#### Exercise requirements
Check each line of the entries. Copy the ones that contain the string "Spacing".

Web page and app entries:
[Start of section]
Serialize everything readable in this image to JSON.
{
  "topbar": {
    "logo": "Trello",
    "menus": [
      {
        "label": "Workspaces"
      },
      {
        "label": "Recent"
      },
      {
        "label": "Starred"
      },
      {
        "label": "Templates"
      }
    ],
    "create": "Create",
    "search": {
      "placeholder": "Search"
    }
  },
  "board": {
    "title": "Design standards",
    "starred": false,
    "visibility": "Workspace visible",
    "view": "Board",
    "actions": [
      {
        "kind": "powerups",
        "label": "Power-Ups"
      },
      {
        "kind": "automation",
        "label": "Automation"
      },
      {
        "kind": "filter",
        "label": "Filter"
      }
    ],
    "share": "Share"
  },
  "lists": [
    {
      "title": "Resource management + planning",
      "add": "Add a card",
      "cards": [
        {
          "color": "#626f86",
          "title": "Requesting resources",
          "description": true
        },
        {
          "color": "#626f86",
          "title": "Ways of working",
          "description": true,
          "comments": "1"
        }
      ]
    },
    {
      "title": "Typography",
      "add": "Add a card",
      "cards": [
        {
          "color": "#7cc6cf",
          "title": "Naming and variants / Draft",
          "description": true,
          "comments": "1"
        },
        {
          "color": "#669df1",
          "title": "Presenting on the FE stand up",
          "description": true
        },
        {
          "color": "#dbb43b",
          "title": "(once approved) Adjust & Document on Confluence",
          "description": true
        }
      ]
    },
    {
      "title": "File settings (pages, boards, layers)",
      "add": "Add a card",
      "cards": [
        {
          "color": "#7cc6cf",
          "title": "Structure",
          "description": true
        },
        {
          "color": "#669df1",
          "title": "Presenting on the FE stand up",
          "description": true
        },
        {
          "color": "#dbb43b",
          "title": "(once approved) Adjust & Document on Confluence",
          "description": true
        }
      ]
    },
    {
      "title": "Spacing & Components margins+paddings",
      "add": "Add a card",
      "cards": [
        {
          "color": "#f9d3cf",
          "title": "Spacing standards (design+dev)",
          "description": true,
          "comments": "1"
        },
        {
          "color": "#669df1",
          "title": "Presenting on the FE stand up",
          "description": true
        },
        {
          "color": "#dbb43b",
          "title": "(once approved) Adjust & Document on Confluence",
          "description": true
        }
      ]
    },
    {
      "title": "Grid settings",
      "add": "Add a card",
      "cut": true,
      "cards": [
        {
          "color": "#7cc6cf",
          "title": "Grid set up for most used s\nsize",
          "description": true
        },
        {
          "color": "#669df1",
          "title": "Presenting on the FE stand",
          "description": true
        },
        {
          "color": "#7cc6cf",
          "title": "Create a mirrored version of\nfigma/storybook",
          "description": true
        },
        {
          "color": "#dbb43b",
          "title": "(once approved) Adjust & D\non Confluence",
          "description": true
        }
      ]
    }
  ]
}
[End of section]
#### Solution to the exercise
      "title": "Spacing & Components margins+paddings",
          "title": "Spacing standards (design+dev)",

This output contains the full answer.